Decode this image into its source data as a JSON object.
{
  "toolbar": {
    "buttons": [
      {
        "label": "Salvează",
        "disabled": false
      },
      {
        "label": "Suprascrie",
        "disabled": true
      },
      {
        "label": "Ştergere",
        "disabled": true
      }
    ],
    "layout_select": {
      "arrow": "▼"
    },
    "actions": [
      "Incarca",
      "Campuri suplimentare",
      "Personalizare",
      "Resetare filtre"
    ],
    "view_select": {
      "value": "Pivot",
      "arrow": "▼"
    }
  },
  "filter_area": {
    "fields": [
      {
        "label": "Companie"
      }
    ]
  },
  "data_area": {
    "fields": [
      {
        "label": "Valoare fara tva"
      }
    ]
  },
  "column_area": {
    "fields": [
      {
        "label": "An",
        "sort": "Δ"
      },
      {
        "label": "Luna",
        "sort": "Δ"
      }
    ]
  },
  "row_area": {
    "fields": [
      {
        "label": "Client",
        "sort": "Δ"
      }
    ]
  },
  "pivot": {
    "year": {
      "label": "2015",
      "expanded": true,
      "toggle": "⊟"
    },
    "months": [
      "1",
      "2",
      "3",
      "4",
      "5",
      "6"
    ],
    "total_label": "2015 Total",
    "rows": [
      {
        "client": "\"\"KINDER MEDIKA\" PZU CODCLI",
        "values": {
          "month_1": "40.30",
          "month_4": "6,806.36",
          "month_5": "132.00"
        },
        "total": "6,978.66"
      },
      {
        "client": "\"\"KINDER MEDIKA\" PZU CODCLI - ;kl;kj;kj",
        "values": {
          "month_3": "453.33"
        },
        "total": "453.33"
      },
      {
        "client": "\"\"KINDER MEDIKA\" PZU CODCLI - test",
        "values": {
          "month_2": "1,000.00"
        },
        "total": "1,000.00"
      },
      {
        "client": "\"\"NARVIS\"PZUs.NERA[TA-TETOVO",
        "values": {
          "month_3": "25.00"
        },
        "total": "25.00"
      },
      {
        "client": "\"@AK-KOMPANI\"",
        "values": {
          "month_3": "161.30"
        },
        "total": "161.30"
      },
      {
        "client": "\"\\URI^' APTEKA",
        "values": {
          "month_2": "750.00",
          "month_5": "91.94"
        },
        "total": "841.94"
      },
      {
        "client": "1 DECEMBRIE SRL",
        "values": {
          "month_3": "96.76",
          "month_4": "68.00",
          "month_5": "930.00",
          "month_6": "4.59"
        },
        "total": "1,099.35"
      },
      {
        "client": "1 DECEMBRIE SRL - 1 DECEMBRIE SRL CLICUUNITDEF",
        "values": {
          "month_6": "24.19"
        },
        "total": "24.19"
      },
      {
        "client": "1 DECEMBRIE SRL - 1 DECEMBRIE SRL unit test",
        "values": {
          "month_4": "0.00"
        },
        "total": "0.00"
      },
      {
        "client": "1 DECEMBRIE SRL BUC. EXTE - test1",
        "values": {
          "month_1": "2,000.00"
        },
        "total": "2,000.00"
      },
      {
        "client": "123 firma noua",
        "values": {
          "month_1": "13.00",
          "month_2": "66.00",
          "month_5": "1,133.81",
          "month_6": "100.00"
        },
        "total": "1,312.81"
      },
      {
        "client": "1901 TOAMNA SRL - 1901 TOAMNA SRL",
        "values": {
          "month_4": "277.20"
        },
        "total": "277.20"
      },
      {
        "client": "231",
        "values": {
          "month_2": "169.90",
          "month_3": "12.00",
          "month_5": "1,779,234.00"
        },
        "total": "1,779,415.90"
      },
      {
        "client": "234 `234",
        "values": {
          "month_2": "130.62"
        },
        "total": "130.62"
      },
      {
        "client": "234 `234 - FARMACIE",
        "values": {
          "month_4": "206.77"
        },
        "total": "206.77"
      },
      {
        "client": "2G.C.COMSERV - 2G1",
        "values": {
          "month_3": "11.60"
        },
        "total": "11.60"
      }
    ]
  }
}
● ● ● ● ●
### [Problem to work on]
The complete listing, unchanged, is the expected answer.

### [Answer space]
Decode this image into its source data as a JSON object.
{
  "toolbar": {
    "buttons": [
      {
        "label": "Salvează",
        "disabled": false
      },
      {
        "label": "Suprascrie",
        "disabled": true
      },
      {
        "label": "Ştergere",
        "disabled": true
      }
    ],
    "layout_select": {
      "arrow": "▼"
    },
    "actions": [
      "Incarca",
      "Campuri suplimentare",
      "Personalizare",
      "Resetare filtre"
    ],
    "view_select": {
      "value": "Pivot",
      "arrow": "▼"
    }
  },
  "filter_area": {
    "fields": [
      {
        "label": "Companie"
      }
    ]
  },
  "data_area": {
    "fields": [
      {
        "label": "Valoare fara tva"
      }
    ]
  },
  "column_area": {
    "fields": [
      {
        "label": "An",
        "sort": "Δ"
      },
      {
        "label": "Luna",
        "sort": "Δ"
      }
    ]
  },
  "row_area": {
    "fields": [
      {
        "label": "Client",
        "sort": "Δ"
      }
    ]
  },
  "pivot": {
    "year": {
      "label": "2015",
      "expanded": true,
      "toggle": "⊟"
    },
    "months": [
      "1",
      "2",
      "3",
      "4",
      "5",
      "6"
    ],
    "total_label": "2015 Total",
    "rows": [
      {
        "client": "\"\"KINDER MEDIKA\" PZU CODCLI",
        "values": {
          "month_1": "40.30",
          "month_4": "6,806.36",
          "month_5": "132.00"
        },
        "total": "6,978.66"
      },
      {
        "client": "\"\"KINDER MEDIKA\" PZU CODCLI - ;kl;kj;kj",
        "values": {
          "month_3": "453.33"
        },
        "total": "453.33"
      },
      {
        "client": "\"\"KINDER MEDIKA\" PZU CODCLI - test",
        "values": {
          "month_2": "1,000.00"
        },
        "total": "1,000.00"
      },
      {
        "client": "\"\"NARVIS\"PZUs.NERA[TA-TETOVO",
        "values": {
          "month_3": "25.00"
        },
        "total": "25.00"
      },
      {
        "client": "\"@AK-KOMPANI\"",
        "values": {
          "month_3": "161.30"
        },
        "total": "161.30"
      },
      {
        "client": "\"\\URI^' APTEKA",
        "values": {
          "month_2": "750.00",
          "month_5": "91.94"
        },
        "total": "841.94"
      },
      {
        "client": "1 DECEMBRIE SRL",
        "values": {
          "month_3": "96.76",
          "month_4": "68.00",
          "month_5": "930.00",
          "month_6": "4.59"
        },
        "total": "1,099.35"
      },
      {
        "client": "1 DECEMBRIE SRL - 1 DECEMBRIE SRL CLICUUNITDEF",
        "values": {
          "month_6": "24.19"
        },
        "total": "24.19"
      },
      {
        "client": "1 DECEMBRIE SRL - 1 DECEMBRIE SRL unit test",
        "values": {
          "month_4": "0.00"
        },
        "total": "0.00"
      },
      {
        "client": "1 DECEMBRIE SRL BUC. EXTE - test1",
        "values": {
          "month_1": "2,000.00"
        },
        "total": "2,000.00"
      },
      {
        "client": "123 firma noua",
        "values": {
          "month_1": "13.00",
          "month_2": "66.00",
          "month_5": "1,133.81",
          "month_6": "100.00"
        },
        "total": "1,312.81"
      },
      {
        "client": "1901 TOAMNA SRL - 1901 TOAMNA SRL",
        "values": {
          "month_4": "277.20"
        },
        "total": "277.20"
      },
      {
        "client": "231",
        "values": {
          "month_2": "169.90",
          "month_3": "12.00",
          "month_5": "1,779,234.00"
        },
        "total": "1,779,415.90"
      },
      {
        "client": "234 `234",
        "values": {
          "month_2": "130.62"
        },
        "total": "130.62"
      },
      {
        "client": "234 `234 - FARMACIE",
        "values": {
          "month_4": "206.77"
        },
        "total": "206.77"
      },
      {
        "client": "2G.C.COMSERV - 2G1",
        "values": {
          "month_3": "11.60"
        },
        "total": "11.60"
      }
    ]
  }
}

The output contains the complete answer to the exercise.